An easy drive from downtown New Haven, this park is a beautiful respite from the hustle and bustle of life. As you meander along the curved, tree-lined roads up to the summit, you will be greeted by a spectacular view of the city, Long Island Sound and the New Haven Harbor. There is a prized bird sanctuary, picnic and playground facilities, and if you are in the mood for a brisk walk, there are 10 miles of hiking trails. Enjoy the great outdoors right in the city.
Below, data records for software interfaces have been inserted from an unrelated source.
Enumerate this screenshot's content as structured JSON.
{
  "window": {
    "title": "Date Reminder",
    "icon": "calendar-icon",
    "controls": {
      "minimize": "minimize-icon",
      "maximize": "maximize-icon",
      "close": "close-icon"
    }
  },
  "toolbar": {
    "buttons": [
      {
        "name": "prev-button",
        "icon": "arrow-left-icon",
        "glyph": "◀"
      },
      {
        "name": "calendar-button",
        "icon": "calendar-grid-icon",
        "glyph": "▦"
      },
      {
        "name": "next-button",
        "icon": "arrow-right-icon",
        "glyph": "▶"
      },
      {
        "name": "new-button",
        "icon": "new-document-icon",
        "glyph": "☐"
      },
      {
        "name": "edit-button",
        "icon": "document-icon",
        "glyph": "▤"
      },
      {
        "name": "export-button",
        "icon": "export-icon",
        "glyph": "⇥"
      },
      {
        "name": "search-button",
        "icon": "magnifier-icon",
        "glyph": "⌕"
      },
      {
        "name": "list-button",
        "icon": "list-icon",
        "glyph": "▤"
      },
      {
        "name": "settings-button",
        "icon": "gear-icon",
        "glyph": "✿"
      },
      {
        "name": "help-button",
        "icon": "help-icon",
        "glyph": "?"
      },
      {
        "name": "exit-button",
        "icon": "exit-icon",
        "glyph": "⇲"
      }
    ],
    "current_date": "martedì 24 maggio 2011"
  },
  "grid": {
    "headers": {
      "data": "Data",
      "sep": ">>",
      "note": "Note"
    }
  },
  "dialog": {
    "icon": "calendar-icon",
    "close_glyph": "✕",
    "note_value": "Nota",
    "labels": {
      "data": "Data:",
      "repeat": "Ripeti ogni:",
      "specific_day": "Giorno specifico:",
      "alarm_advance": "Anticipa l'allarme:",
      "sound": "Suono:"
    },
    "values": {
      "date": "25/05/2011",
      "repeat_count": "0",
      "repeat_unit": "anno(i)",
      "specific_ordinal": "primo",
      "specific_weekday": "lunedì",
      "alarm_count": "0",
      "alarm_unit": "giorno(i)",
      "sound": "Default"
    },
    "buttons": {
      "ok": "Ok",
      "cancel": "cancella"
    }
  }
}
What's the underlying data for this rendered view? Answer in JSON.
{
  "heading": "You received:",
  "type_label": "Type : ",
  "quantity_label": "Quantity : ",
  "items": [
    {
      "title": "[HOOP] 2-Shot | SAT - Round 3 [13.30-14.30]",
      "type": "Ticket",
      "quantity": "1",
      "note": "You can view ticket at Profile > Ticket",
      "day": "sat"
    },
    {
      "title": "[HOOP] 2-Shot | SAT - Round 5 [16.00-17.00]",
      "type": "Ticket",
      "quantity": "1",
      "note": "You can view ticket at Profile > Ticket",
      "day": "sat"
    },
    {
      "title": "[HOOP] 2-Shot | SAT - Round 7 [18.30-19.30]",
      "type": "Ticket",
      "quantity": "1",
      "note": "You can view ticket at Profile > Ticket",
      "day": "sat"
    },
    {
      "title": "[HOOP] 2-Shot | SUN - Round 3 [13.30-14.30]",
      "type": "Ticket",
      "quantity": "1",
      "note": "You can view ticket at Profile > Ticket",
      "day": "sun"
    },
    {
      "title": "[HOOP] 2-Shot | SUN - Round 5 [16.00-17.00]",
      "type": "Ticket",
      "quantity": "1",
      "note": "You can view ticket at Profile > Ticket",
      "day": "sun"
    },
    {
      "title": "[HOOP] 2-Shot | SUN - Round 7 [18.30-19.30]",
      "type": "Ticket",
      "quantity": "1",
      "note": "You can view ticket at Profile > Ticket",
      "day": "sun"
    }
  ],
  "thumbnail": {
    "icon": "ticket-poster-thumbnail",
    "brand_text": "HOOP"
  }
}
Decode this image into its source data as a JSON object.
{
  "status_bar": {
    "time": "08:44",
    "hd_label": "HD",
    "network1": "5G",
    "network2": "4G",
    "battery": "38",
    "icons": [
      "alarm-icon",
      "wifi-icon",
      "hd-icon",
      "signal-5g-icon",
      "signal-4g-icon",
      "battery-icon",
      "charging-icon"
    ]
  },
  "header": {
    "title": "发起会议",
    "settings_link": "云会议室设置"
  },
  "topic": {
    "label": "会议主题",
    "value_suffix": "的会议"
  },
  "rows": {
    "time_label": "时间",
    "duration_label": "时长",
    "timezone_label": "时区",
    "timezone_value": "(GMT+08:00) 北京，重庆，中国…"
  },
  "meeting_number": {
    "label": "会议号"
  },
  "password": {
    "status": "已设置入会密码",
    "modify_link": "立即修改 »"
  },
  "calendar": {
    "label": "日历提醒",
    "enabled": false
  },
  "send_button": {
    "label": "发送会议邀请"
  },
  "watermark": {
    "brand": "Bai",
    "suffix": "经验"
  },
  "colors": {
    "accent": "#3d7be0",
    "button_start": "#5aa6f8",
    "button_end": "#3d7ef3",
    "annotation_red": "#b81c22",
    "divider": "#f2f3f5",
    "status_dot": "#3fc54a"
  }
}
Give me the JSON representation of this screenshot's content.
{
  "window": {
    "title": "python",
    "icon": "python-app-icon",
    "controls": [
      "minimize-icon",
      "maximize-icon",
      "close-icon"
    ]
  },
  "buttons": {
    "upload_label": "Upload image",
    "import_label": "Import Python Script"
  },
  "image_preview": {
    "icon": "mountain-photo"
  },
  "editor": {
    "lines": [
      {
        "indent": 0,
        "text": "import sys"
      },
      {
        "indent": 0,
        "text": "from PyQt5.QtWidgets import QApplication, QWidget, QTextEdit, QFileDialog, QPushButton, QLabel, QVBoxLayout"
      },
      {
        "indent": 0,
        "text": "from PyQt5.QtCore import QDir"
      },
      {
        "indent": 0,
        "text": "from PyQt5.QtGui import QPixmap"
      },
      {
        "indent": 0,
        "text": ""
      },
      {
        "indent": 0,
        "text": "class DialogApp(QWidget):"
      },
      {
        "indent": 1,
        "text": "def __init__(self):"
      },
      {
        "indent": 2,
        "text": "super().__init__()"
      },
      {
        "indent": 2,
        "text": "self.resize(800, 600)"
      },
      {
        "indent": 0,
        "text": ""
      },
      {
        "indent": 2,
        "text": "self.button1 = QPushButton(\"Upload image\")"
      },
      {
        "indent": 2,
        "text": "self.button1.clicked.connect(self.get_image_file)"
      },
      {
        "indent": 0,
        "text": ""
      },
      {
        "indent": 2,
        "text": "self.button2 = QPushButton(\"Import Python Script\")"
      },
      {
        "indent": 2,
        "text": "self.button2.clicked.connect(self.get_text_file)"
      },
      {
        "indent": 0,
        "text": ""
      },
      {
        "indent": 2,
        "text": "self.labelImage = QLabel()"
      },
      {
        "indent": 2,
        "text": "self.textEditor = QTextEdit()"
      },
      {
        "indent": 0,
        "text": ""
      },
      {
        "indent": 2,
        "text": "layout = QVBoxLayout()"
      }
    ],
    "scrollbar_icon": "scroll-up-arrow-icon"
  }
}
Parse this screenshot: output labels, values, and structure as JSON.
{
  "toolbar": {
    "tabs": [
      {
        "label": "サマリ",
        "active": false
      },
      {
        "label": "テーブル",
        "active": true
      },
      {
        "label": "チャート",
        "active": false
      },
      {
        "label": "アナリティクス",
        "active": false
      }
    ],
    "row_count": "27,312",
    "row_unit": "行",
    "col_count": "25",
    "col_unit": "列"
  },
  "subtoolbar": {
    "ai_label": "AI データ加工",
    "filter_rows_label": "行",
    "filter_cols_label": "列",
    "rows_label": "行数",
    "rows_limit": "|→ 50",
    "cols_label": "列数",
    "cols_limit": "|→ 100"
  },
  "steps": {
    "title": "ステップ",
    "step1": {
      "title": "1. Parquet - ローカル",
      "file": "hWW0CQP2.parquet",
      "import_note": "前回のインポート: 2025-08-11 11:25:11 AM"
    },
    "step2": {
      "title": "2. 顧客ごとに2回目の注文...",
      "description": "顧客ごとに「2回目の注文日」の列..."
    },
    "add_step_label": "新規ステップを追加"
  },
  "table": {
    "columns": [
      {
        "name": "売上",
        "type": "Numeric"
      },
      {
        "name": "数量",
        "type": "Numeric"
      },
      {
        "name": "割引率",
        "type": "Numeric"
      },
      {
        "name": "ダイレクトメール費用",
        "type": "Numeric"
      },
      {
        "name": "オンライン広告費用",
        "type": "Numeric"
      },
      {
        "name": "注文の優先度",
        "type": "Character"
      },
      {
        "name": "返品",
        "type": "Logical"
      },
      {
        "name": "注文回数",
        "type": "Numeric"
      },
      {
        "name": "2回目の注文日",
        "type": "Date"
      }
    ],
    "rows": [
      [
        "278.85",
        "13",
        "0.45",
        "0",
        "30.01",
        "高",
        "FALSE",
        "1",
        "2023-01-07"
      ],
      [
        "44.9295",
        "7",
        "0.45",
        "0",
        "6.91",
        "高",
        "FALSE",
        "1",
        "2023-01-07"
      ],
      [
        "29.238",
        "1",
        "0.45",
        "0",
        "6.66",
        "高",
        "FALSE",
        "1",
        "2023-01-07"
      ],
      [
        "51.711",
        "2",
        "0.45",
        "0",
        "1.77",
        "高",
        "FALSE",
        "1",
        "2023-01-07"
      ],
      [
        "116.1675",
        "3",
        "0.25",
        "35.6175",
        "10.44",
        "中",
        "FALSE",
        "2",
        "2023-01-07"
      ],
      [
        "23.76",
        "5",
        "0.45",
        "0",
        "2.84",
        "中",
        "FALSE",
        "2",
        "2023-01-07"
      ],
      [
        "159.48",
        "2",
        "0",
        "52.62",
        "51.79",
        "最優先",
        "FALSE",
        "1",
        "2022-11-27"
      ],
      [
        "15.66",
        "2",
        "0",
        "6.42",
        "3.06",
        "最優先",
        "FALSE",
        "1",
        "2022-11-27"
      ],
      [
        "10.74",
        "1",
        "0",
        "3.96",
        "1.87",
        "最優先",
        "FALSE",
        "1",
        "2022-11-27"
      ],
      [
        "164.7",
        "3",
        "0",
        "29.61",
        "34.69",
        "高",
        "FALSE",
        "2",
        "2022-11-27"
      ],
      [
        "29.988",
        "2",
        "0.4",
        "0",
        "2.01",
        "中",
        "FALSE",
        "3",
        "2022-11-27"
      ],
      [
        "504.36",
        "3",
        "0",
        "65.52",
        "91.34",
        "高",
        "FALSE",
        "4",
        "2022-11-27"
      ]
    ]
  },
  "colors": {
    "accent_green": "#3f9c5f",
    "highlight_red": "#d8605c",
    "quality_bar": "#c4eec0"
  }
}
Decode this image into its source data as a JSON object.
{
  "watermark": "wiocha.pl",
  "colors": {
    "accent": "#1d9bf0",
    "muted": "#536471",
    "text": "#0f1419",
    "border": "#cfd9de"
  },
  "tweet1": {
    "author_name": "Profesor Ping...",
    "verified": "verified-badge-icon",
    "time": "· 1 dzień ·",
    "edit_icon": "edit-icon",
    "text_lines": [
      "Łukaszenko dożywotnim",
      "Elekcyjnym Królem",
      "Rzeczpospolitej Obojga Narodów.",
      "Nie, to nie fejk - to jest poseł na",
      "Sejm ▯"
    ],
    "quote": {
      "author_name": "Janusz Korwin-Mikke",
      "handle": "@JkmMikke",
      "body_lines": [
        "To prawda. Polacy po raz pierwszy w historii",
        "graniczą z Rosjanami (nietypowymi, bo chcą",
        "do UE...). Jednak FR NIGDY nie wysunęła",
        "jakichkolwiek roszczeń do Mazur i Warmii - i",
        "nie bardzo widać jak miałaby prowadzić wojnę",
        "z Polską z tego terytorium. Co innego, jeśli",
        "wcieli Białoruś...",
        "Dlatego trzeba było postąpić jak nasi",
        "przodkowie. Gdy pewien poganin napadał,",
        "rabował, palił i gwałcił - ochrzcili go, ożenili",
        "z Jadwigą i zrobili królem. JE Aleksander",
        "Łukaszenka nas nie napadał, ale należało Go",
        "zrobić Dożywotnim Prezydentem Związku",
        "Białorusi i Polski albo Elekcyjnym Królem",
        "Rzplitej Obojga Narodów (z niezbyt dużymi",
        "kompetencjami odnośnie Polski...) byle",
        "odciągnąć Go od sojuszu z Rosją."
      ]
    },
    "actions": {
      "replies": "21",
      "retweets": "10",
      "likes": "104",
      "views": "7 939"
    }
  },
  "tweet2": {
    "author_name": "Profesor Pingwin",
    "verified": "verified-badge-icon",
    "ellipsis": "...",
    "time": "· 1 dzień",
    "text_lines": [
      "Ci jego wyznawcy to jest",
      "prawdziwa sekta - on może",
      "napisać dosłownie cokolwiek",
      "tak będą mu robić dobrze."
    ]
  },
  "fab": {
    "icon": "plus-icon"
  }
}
A piece of Connecticut's remarkable history, Fort Nathan Hale chronicles myriad tales of the iconic Revolutionary and Civil wars. Fort Nathan Hale is a recreation of a military fort called Black Rock Fort from the Revolutionary War that was built in 1776 in order to protect the area from the British, although the fort ended up being captured anyway in 1779. Having faced the many ravages of time, the fort was rebuilt as Fort Nathan Hale, again, as a defense against the British in the War of 1812. Today, the fort is housed in a rolling, eponymous park, named after Connecticut's official state hero. Perched on the shores of New Haven Harbor, this antiquated site features a tapestry of monuments like the statue of Nathan Hale, a powder magazine and a memorial court where replicas of colonial-era flags flutter in all their glory. Enlisted on the National Register of Historic Places, this historic site has established itself as an unforgettable landmark of Connecticut.
Long Island Sound is a unique estuary where salt water from the sea mixes with the fresh river water, creating a biodiversity of different species of flora and fauna. The Lighthouse Point Park attracts public to this ecosystem, where fishing and boating are among prime activities. Birdwatching, picnics, swimming, carousel and a kiddie playground, are other reasons to visit here. The lighthouse has quite a history and the renovated tower is definitely worth spending some time on. Moreover, Fantasy of Lights, Hawkfest and Paddle Day are events the whole family can enjoy.
Standing 57 feet high, the Southwest Ledge Lighthouse is a historic lighthouse located on the reef at the main entrance to New Haven Harbor. Known as the first structure that was constructed in the cylindrical iron foundation, the lighthouse is currently not accessible to the public. The lighthouse can be seen by a boat ride or from a distance from the New Haven Harbor, which looks amazing. The lighthouse is still in use to help in navigating.